Can we “nudge” our cities into becoming smart?

fdghdf
Photo: pixabay.com

India has set high ambitions for the development of its cities through the Government’s “Smart Cities Mission”. The Norwegian Ambassador recently shared experiences from Norway with Indian city commissioners. A key takeaway from an evening of energetic discussions was that a “gentle nudge” may be more effective than a “big push”.

More than half of the global population lives in cities, and the number is rising. Cities face a number of challenges in light of this population growth e.g. pollution and infrastructure under pressure.
 
India has set ambitious targets for its urban development through its “Smart Cities Mission”. The Norwegian Ambassador was recently asked to share Norway’s experience and technology with a number of Indian city commissioners during the Third Smart Republic Conference organised by the World Bank in collaboration with Mobilepedia in New Delhi. The Embassy and Innovation Norway were strategic partners to the event.
 
Ambassador Kamsvåg presented experiences and technology from Norway in all key areas of smart city-development. This included topics relating to smart energy (e.g. smart grid), smart resources (e.g. waste management) and smart transportation (e.g. smart e-vehicle charging).
 
There was particular interest in Norway’s shift towards electric vehicles. In spite of Norway’s population size of 5.2 million, it has one of world’s largest markets for electric vehicles in absolute terms.
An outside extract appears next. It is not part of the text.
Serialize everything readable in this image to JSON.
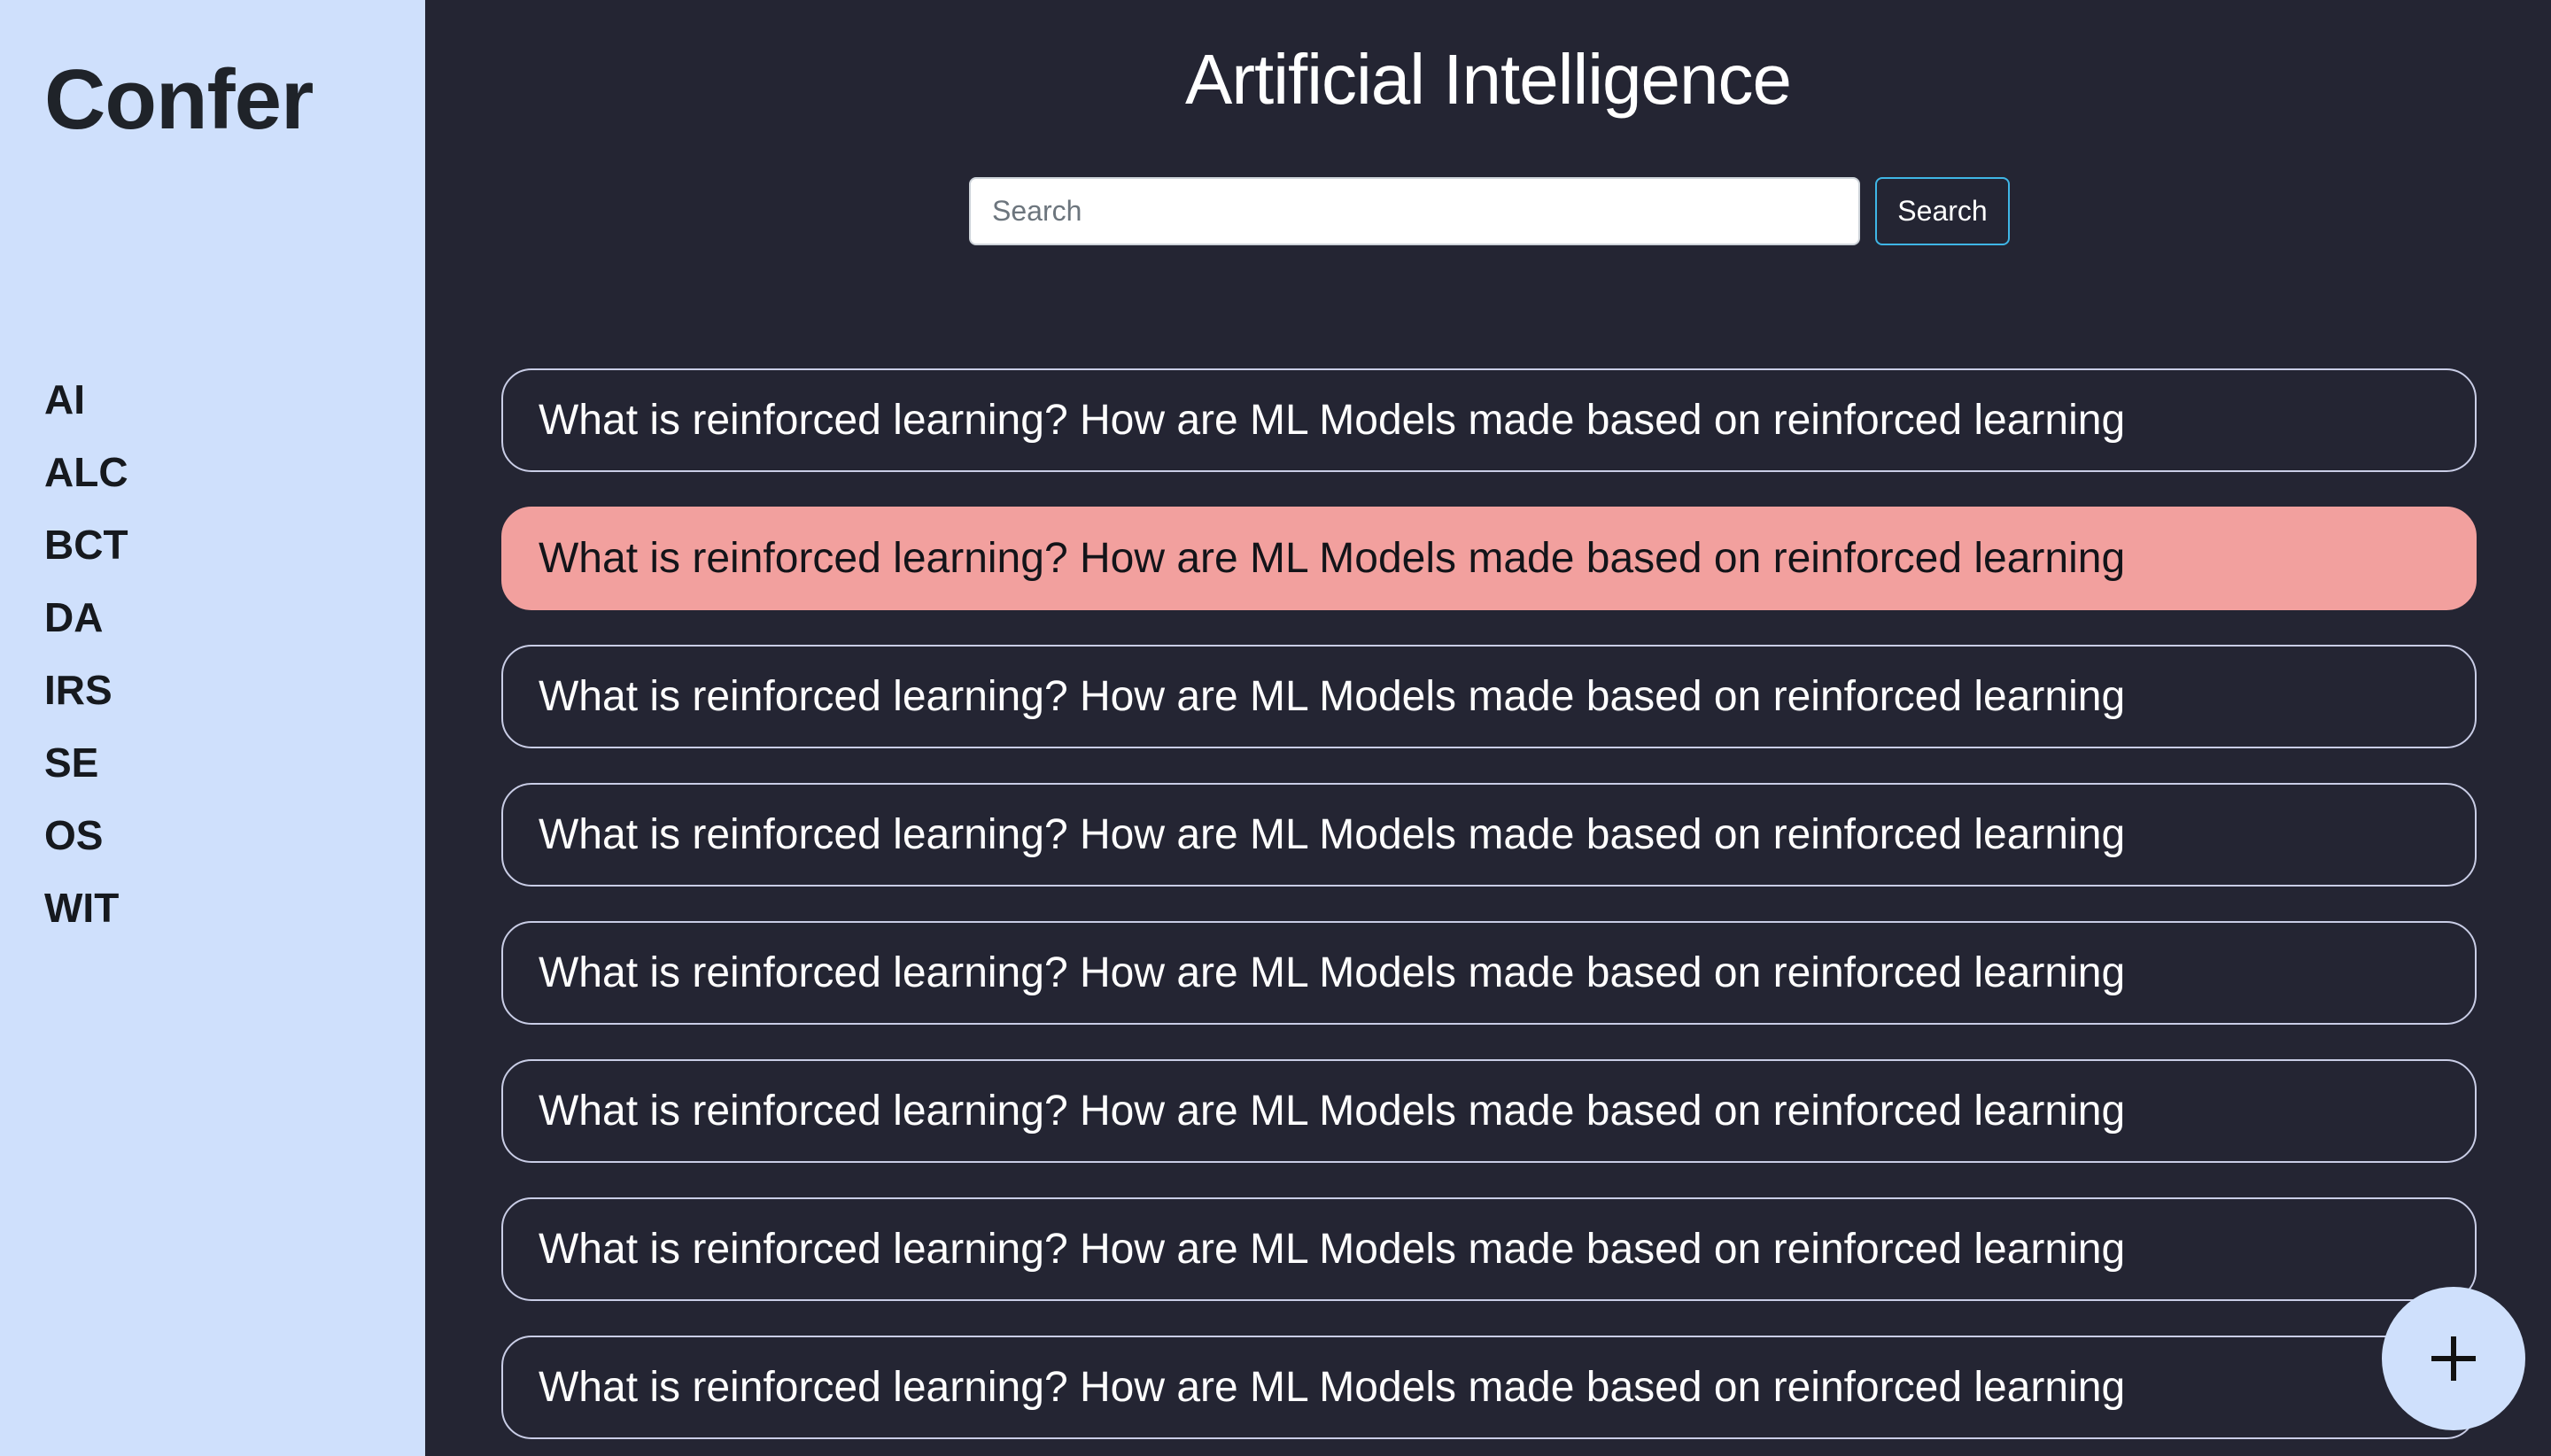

This is in part due to a “gentle nudge” from Norwegian authorities – creating the right financial incentives whilst investing heavily in charging infrastructure.
 
It was emphasised that the Norwegian public sector has not defined the technology itself. Instead, the private sector has been left to innovate and create efficient solutions within the political and regulatory space that has been created.
 
Ambassador Kamsvåg was pleased to discuss these issues with relevant Indian stakeholders, particularly in light of our common sustainable development goal of making cities “inclusive, safe, resilient and sustainable”. The conference brought together numerous stakeholders and decision-makers from Indian smart cities and the Government of India in order to further the Smart Cities Mission. The lively discussion after ambassador Kamsvåg’s presentation showed that the participants found much of interest in the Norwegian experience.  Norway looks forward to making a contribution in this key Indian initiative.